He is the son of Abdulrahman Sambo, former acting Executive Secretary of the National Health Insurance Scheme (NHIS).
At the age of 27, he completed his Ph.D. in Mobile Communications from the 5G Innovation Centre, reputed as the world’s largest academic research centre dedicated to next-generation mobile and wireless connectivity, at the University of Surrey in 2016.
Sambo is currently a research associate in the Communication, Sensing and Imaging Group of the University of Glasgow working on a £1.2 million EPSRC-funded project on designing autonomous and resilient emergency communication systems. His main research interests include EMF exposure reduction, radio resource management, energy efficiency, wireless sensor networks and device-to-device (D2D) communication.
He has designed and built the first real-time 5G testbed dedicated to Self-Organised Networks (SON) in the UK which runs on general-purpose processors. At Glasgow, he has also produced several proofs-of-concept and demonstrated various 5G use-cases including a prototype for the world’s first popup network that can be deployed in less than 2 minutes for emergency communications and rural connectivity.

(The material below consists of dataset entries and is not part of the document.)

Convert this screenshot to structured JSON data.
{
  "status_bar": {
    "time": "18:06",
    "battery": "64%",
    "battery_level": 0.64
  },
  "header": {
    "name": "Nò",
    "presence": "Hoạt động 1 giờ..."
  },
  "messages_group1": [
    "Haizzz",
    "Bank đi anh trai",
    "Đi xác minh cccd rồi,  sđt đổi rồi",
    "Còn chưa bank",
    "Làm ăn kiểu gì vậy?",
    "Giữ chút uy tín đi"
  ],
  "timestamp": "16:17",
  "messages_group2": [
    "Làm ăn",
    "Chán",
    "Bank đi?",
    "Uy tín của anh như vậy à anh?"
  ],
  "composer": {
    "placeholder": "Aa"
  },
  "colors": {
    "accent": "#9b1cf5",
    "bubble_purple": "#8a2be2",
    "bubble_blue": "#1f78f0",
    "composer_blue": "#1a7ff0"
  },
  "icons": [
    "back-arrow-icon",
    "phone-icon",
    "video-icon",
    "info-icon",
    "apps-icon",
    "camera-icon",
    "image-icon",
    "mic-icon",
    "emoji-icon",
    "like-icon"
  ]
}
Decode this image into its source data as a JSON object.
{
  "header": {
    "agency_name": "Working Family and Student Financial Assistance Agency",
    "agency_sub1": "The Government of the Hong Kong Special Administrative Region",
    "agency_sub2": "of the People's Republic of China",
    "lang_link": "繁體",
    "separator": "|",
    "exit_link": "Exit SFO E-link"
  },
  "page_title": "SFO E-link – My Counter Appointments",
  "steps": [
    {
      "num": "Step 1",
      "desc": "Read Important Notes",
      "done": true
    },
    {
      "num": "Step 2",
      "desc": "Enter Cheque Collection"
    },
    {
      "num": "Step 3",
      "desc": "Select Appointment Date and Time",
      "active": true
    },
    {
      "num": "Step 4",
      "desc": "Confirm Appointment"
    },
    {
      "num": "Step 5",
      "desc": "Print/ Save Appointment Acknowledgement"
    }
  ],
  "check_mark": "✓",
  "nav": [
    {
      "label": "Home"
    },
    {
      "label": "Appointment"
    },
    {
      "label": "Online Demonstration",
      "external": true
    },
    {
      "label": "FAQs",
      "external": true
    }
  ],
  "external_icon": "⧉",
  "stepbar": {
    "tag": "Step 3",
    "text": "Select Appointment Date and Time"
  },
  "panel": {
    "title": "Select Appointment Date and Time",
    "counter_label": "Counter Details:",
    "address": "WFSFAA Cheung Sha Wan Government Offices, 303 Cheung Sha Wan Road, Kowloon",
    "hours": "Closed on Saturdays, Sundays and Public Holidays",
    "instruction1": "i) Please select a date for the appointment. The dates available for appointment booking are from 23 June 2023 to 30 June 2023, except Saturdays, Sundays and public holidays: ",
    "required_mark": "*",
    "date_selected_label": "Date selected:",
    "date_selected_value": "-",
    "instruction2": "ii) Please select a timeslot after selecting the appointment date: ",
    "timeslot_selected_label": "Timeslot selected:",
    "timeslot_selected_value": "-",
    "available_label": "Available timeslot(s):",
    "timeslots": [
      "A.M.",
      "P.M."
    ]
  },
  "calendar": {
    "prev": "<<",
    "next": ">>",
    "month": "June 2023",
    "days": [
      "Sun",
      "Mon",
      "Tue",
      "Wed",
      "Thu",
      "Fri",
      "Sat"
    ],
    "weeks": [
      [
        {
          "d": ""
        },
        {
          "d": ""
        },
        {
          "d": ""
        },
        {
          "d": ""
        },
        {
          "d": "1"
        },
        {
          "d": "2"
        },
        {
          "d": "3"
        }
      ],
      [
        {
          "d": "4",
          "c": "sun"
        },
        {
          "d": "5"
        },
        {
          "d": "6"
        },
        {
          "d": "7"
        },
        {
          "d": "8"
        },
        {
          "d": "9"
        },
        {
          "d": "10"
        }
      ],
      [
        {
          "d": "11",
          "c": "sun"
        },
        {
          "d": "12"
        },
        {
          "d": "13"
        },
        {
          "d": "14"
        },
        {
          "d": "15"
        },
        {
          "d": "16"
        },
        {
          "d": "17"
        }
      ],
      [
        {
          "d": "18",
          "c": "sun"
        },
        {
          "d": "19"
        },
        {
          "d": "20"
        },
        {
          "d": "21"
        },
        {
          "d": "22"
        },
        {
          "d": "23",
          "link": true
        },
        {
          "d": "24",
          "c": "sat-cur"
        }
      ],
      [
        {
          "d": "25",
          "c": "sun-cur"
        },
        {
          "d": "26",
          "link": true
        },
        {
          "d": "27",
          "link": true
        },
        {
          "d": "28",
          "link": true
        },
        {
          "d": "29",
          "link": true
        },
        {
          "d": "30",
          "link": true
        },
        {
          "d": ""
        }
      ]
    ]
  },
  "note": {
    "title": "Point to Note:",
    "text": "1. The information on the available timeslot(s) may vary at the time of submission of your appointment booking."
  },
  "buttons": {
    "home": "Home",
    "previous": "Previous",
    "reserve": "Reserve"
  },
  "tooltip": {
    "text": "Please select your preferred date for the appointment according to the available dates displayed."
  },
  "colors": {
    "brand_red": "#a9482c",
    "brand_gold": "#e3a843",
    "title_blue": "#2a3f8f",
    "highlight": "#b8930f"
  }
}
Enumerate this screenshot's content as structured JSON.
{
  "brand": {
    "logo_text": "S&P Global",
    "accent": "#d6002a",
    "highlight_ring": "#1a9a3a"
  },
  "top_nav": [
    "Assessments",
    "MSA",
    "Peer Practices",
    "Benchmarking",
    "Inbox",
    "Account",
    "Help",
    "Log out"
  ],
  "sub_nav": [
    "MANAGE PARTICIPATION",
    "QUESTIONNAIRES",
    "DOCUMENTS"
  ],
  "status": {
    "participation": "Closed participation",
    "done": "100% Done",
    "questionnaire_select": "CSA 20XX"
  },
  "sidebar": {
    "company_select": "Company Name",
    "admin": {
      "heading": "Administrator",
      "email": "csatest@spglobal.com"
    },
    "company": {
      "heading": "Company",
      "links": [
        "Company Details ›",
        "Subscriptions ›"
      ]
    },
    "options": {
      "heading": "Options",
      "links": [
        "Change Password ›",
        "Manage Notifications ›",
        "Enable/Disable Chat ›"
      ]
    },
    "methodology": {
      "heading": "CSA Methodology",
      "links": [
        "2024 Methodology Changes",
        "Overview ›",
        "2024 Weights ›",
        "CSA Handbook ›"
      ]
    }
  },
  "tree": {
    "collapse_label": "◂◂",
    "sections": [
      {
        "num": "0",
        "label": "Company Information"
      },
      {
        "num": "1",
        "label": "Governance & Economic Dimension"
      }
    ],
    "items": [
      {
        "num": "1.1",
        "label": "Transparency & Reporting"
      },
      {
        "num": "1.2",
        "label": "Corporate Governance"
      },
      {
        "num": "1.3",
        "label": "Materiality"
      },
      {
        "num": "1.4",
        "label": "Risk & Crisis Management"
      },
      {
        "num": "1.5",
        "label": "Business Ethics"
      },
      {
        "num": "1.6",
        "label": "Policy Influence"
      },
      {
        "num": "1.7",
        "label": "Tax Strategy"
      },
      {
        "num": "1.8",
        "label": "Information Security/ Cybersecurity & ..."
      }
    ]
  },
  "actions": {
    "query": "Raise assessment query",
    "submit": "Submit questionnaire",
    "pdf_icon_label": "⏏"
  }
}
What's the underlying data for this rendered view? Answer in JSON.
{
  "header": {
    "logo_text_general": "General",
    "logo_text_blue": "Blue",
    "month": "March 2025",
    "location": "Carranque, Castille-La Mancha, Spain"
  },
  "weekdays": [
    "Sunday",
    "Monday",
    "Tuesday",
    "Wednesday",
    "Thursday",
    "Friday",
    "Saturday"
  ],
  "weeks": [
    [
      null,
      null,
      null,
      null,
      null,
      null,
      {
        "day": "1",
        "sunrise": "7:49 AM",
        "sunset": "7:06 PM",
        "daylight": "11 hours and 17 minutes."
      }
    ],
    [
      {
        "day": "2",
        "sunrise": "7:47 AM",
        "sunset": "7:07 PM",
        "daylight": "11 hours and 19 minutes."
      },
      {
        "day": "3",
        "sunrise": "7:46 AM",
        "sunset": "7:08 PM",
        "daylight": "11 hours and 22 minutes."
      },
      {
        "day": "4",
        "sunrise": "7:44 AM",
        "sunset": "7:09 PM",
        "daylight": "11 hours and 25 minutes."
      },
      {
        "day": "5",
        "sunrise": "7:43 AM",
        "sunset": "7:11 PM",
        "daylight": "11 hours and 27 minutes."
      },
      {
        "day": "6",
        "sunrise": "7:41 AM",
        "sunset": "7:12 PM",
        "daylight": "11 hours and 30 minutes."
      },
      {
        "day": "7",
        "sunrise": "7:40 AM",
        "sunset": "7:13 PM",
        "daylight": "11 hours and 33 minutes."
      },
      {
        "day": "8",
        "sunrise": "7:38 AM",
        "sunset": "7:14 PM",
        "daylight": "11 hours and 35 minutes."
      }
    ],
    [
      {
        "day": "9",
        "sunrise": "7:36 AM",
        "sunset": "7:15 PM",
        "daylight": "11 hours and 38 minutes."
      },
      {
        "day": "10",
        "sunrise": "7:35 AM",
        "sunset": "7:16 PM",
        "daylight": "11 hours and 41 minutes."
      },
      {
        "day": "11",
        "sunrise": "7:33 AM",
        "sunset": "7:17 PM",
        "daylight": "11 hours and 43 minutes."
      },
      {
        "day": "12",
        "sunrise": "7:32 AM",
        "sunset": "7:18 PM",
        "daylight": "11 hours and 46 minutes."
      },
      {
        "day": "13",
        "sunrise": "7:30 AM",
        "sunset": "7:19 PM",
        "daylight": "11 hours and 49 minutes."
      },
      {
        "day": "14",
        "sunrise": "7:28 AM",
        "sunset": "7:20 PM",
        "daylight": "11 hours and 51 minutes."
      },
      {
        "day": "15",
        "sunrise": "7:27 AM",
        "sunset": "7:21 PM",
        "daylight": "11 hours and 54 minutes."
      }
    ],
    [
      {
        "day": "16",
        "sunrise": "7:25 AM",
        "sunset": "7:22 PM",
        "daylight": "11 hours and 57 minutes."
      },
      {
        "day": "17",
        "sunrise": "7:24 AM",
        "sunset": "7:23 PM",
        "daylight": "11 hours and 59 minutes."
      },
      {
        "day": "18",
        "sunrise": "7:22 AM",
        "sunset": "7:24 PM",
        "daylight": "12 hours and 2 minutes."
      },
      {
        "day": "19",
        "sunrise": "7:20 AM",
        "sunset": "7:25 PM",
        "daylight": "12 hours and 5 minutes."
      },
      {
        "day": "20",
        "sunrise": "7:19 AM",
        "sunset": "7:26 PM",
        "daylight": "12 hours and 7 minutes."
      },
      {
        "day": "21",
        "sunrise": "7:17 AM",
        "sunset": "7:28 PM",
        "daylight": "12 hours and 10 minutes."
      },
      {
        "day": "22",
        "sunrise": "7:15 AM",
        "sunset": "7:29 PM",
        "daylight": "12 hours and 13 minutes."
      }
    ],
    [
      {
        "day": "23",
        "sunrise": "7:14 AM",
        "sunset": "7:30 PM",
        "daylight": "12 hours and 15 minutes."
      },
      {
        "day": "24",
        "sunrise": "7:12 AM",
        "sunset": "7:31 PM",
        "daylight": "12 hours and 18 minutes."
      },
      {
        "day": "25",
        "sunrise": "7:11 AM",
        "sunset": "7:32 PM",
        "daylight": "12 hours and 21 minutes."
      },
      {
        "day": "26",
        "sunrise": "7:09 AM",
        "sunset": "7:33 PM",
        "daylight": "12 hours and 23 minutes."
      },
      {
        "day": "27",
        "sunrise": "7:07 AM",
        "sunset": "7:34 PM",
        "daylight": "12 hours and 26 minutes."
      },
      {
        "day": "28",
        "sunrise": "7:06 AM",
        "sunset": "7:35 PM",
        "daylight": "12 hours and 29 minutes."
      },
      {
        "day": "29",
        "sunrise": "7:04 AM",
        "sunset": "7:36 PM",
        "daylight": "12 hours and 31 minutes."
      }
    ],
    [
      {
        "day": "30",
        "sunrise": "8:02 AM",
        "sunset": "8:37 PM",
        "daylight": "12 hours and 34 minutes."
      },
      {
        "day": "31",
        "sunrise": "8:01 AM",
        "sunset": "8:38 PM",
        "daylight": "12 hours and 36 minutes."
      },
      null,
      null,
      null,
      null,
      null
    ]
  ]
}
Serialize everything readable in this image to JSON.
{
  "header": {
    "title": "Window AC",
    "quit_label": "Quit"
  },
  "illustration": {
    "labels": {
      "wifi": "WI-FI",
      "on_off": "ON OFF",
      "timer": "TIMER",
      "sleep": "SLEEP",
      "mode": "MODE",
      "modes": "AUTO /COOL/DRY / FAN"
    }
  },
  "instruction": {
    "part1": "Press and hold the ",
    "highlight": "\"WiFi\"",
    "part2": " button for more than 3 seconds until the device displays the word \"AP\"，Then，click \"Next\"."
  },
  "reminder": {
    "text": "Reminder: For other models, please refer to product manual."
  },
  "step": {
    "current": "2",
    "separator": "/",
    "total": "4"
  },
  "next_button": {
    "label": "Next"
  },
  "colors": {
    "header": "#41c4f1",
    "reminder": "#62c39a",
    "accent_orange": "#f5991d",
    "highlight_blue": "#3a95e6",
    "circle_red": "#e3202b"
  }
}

Following his array of excellent ideas and implementation, he was awarded the coveted Engineering and Physical Sciences Research Council (EPSRC) Impact Acceleration Account (IAA) grant for research on novel cooling systems capable of reducing the energy consumption
of 5G networks by up to 50 percent.
The 31-year-old co-edited the world’s first books on the verticals of 5G and EMF radiation from future wireless communication, published by the prestigious Wiley-IEEE and the IET,
respectively in 2019.
He leads the University of Glasgow research team on the widely-celebrated Department for Digital, Culture, Media and Sport (DCMS)-funded 5G RuralFirst project. The project focuses on implementing a pop-up network for a healthcare use case in the Orkney Islands, Scotland.